STEP 5: ESTABLISH CORRECTIVE ACTION
A plan of action that needs to be followed after a deviation in the critical limit for something has occurred. This is required in the case of, for example, identifying contamination that exceeds the maximum limit and following a sequence of steps to clean that contamination, discard all product on the line and restart.
STEP 6: VERIFICATION
The verification process is the act of making sure that the process controls are adequate in controlling the hazards, and the HACCP plan is being followed properly.
STEP 7: VALIDATION
A sequence to validate the HACCP plan as a whole. Scientific evidence needs to be obtained and then evaluated that the plan to eliminate hazards from the food production process as a whole is, in fact, capable of doing so.
While there are factors like distribution, production, preparation, and EMC’s that have collectively resulted in a rise in food safety problems, there is a movement towards a solution. Quality Standards and regulations using Critical Control Points and HACCP’s 7 Principles allows problems to be dealt with at the root rather than by reaching to outbreaks and devastation of inaction.
Is your organization working in the food production, handling or preparation industry? Looking to implement HACCP within your organization? Find a Consultant and Registrar to help you implement your system and get certified, right here on ISOUpdate.com!

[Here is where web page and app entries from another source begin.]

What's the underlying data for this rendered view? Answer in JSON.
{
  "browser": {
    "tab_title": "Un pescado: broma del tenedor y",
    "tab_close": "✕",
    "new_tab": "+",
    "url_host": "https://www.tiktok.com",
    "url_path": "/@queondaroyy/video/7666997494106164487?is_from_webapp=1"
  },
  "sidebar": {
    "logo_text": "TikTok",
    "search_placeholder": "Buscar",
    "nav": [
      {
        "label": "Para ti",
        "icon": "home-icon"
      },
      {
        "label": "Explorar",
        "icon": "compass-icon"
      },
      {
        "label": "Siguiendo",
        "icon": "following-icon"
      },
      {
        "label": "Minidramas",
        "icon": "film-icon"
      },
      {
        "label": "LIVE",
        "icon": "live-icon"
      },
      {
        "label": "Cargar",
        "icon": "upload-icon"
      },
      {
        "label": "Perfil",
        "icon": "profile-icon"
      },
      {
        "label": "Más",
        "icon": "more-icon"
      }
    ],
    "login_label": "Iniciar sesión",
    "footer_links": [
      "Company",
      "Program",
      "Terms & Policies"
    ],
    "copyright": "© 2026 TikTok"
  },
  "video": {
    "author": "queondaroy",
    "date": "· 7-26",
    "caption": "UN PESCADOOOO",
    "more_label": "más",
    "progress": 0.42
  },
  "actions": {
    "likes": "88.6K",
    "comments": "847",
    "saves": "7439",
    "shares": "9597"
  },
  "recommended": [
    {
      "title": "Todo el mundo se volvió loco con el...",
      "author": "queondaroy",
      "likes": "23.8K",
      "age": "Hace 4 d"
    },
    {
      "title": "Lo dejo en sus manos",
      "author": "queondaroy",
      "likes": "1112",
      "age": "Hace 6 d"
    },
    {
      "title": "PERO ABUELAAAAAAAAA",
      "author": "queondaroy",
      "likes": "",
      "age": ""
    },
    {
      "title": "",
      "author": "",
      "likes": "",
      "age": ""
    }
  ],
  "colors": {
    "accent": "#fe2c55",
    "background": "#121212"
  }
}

To the novice quality manager, ISO jargon can be extremely overwhelming. What is an NCR? What do you mean by OFI? Are we certified or accredited? But before you go and pull out your hair, let’s take a moment to go over some of the most frequently used terms and their definitions with regards to ISO and Management System Certification.